Beeld: Remmerswaal et al. (2024) Chem. Eur. J. e202400590

One of the best-known chemical reaction mechanisms – the SN2 substitution – sometimes proceeds in a completely different way than expected, as quantum chemical models by a team from Leiden and Amsterdam show.

It’s one of the first chemical reaction mechanisms you learn about: the bimolecular nucleophilic substitution (SN2) reaction, in which the attacking particle (nucleophile) attacks the substrate (electrophile) from behind and the leaving group leaves the substrate at almost the same time (see image below). However, Wouter Remmerswaal, Jeroen Codée, Thomas Hansen and colleagues observed reaction products that could not be explained by this mechanism in their experiments eight years ago. Now they have finally solved part of the puzzle, as they show in Chemistry - A European Journal.

‘In 2016, Wouter did his master’s internship in Jeroen’s lab at Leiden University, where I was doing my PhD at the time’, explains Thomas Hansen, associate professor at VU University Amsterdam. ‘We were working on complex substitution reactions and came up with results that we still cannot fully explain.’

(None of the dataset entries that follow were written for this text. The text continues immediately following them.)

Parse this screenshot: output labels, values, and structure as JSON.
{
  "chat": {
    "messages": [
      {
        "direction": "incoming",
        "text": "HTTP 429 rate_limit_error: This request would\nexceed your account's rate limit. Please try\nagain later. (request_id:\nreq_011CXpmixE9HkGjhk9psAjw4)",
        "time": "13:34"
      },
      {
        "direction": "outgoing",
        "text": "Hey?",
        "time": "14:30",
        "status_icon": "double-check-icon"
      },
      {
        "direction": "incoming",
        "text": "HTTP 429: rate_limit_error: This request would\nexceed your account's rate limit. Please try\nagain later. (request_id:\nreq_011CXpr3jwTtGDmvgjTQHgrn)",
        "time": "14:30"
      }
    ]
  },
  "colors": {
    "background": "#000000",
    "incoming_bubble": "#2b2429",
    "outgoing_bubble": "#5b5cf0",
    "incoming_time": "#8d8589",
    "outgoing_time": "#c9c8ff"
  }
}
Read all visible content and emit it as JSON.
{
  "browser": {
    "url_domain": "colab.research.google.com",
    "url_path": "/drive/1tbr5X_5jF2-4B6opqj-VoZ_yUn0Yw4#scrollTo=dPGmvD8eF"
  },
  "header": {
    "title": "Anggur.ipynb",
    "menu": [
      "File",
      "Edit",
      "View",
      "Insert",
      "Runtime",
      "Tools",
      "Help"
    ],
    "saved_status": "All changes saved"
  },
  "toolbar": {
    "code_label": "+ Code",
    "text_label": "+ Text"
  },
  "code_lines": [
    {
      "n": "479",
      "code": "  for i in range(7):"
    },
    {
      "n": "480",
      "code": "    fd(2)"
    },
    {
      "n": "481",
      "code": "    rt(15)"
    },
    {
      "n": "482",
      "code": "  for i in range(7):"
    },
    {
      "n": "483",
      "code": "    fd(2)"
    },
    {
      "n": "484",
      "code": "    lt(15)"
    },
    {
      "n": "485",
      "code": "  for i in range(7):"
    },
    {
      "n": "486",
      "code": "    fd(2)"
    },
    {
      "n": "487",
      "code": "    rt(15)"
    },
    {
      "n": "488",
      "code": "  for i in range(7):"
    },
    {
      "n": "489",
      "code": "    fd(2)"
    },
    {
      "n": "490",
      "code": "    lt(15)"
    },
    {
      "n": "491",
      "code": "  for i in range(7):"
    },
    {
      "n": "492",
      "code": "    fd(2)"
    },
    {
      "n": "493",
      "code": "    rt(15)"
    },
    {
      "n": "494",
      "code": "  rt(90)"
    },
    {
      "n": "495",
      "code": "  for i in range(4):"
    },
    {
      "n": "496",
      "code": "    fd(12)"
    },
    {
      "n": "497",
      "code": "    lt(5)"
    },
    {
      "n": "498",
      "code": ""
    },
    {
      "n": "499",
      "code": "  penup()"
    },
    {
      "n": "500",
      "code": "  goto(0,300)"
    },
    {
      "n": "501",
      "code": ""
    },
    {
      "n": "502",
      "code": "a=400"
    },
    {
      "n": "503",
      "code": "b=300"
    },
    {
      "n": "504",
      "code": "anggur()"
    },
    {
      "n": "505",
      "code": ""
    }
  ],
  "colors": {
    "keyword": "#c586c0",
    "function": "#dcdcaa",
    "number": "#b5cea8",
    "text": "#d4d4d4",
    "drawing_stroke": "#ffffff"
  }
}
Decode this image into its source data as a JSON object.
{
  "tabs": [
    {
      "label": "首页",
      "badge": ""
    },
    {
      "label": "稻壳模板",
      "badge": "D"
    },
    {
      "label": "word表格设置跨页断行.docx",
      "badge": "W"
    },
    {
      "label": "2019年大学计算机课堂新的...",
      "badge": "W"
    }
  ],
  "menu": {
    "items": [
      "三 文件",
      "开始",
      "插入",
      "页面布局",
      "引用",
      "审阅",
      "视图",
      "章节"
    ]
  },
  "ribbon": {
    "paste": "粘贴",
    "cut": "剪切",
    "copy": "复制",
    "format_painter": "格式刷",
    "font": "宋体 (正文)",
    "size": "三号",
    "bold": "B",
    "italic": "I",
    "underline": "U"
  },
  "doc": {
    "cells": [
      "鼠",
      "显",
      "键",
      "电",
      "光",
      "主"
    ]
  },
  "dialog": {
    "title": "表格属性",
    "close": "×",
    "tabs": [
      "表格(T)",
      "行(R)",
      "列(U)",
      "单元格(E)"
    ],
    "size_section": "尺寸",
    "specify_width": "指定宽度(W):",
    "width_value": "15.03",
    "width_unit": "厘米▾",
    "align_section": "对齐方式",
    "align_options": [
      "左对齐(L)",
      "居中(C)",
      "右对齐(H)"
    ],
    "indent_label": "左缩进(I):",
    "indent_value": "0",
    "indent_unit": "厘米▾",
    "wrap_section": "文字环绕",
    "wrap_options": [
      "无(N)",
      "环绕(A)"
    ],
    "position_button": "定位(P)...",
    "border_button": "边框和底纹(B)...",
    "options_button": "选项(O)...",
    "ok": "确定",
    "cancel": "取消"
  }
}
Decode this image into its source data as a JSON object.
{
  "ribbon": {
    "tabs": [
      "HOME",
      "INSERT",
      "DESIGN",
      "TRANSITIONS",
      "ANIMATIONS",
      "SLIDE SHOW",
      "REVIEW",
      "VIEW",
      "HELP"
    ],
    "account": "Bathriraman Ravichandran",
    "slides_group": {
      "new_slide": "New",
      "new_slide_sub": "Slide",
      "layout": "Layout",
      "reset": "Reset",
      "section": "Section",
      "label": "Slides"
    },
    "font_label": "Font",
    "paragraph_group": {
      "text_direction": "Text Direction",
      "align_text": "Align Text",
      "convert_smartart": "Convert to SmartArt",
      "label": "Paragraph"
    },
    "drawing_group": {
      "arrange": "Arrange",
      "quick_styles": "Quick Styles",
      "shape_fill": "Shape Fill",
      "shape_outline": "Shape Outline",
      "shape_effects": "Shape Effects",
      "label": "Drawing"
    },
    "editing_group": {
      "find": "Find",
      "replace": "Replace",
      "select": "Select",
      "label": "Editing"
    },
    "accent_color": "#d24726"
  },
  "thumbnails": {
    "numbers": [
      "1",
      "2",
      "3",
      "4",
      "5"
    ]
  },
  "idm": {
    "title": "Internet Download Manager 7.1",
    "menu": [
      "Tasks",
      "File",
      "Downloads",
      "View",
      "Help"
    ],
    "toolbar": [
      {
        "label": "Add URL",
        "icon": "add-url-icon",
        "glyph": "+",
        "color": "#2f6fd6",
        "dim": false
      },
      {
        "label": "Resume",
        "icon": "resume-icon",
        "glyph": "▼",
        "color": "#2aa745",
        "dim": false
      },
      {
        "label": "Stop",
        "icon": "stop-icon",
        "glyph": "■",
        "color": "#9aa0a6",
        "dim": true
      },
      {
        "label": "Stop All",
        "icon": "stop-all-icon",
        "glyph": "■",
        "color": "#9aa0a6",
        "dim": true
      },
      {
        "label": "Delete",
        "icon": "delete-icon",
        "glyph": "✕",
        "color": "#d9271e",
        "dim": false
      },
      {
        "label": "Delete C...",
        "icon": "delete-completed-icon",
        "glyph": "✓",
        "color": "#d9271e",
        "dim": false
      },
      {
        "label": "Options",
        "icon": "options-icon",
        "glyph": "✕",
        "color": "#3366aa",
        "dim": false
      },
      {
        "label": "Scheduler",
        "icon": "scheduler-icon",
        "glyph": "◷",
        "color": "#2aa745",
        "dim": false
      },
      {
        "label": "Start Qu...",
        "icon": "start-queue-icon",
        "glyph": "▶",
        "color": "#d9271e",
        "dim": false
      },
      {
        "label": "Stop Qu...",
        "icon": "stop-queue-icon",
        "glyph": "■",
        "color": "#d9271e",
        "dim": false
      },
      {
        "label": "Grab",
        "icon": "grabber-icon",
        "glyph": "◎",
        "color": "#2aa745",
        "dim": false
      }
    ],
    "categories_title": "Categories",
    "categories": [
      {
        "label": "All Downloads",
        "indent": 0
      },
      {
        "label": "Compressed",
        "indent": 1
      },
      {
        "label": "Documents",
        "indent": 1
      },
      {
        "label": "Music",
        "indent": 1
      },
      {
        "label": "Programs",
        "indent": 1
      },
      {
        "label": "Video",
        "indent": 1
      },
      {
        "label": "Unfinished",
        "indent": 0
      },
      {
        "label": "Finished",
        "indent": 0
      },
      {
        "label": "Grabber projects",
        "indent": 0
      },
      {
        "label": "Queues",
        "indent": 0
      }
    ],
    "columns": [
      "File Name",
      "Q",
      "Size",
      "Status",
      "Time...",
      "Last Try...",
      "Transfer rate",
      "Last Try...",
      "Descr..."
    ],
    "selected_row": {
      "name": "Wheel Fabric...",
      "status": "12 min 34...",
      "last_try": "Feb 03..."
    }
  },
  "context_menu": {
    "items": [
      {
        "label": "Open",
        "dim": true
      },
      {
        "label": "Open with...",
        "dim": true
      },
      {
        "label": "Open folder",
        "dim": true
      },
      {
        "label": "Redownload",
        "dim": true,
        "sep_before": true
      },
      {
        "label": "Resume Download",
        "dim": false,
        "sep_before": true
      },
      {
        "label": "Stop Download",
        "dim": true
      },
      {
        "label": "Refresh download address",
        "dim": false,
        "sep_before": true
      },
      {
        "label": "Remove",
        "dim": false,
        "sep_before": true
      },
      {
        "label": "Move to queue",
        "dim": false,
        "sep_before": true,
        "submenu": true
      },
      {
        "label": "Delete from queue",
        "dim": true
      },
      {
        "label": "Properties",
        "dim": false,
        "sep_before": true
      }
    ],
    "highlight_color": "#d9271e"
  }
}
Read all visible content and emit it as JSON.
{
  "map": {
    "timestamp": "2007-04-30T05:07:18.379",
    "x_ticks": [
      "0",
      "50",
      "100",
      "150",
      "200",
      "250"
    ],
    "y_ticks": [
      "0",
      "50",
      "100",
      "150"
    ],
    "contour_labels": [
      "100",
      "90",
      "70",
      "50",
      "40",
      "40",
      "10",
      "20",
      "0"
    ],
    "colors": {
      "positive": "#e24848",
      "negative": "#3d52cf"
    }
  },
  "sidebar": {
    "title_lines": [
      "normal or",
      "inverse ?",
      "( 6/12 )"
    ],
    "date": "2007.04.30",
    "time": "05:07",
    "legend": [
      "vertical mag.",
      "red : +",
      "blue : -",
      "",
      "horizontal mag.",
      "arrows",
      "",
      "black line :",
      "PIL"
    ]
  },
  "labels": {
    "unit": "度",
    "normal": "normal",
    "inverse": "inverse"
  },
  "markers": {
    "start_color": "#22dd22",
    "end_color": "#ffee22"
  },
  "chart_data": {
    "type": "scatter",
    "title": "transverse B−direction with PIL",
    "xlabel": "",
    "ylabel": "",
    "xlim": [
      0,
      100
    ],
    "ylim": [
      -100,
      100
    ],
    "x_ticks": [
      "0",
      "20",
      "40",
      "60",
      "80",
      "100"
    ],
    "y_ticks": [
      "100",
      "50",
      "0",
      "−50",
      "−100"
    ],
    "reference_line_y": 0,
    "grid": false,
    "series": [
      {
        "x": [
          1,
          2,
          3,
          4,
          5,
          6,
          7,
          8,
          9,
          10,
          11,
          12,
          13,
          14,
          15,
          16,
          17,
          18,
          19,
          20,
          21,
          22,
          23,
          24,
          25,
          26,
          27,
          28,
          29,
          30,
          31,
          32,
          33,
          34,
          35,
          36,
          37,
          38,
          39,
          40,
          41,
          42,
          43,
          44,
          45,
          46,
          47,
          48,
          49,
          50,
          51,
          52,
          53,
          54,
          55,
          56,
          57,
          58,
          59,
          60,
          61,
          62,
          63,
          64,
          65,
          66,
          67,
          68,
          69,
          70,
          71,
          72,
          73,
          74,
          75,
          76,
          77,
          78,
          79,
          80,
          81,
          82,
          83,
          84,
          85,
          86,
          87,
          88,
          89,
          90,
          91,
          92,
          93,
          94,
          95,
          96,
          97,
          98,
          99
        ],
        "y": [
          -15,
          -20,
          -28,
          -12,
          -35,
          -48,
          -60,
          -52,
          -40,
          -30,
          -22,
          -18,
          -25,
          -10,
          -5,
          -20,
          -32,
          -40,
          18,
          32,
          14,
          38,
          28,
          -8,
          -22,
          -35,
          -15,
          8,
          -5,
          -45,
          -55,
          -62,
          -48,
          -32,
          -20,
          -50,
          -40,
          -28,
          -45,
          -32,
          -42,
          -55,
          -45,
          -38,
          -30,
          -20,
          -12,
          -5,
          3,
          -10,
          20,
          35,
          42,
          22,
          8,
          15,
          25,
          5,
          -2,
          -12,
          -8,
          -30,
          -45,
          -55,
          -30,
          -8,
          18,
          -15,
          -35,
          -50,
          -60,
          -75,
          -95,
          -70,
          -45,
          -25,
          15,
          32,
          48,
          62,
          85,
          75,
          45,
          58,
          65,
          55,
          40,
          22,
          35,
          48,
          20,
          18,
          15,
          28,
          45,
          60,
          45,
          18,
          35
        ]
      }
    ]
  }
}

The project came to a halt until the researchers picked it up again about three years ago. ‘We simplified the reactions and put them into the computer’, continues Hansen. ‘When we looked at these substitution reactions again, it turned out that the traditional SN2 reaction is not always the most favourable mechanism; sometimes the nucleophile comes from the front rather than the back. That’s something that we hadn’t considered in 2016, but it might complete the picture.’

Backside vs. frontside

Specifically, they looked at quantum chemical models of nucleophilic substitutions between phenols and alkyl triflates, and how the ‘normal’ backside variant (SN2-b) compares to the less common frontside variant (SN2-f). Professor of Organic Synthesis Jeroen Codée says: ‘We teach our students that SN2 always comes from the backside, so the possibility that it could come from the other side was less obvious. But in these model reactions we see that it is quite logical that the nucleophile can come from the front, because the alcohol group can give its proton directly to the leaving group.

The frontside SN2 does not come out of the blue. Remmerswaal explains that this mechanism is often found in enzymes, and in the (older) literature you can also see that more conversions are affected by it. In SN2-b there is an inversion of the stereochemistry, whereas in SN2-f there is stereochemistry retention. In solvolysis reactions, where the solvent does an SN2 reaction, you see a surprisingly high retention rate, which seems to indicate the SN2-f mechanism.

The researchers found two clear trends, one related to the degree of substitution of the electrophile and the other to the strength and acidity of the alcohol nucleophile. ‘An electrophile with more substituents and a weaker nucleophile sends to the front side’, Hansen explains. ’If the electrophile has more groups around it, more carbocationic character can be built up during the substitution reaction. This allows the leaving group to make room for the nucleophile.’

The other trend concerns the nucleophile: the weaker it is, the more acidic its character is. In other words, a weak electrophile can give up its proton more easily, which in turn is of interest to the leaving group, as this proton stabilises the leaving group and causes it to leave more quickly. The hydrogen bridge interaction between the alcohol and the leaving group thus plays an important role at the frontside mechanism.

But quantum chemistry is not the end of the story, as the chemists are also putting these models into practice. ‘We are now looking at a number of reactions where the frontside seems to be a realistic scenario’, says Codée. ‘But before we go public with this, we want to have a firmer experimental basis. A lot is still unclear, but eventually you want to be able to map the whole interaction between standard SN2, SN1 and SN2 frontside and thus make predictions about what happens in substitution reactions.’

Textbook substitutions

Remmerswaal: ‘The tricky thing about this kind of research is that once you have a piece of the puzzle and an understanding of where it should be, then other pieces of the puzzle come out from under the carpet. These seem to be added in secret, which doesn’t make the process any easier.’ 

All in all, ‘textbook substitutions are not necessarily what they seem’, says Codée. ‘It’s another example that we are still a long way off.’ Hansen concludes: ’Although SN2 is the simplest organic reaction, it is also the most complex.’

Remmerswaal, W. et al. (2024) Chem. Eur. J. e202400590, DOI: 10.1002/chem.202400590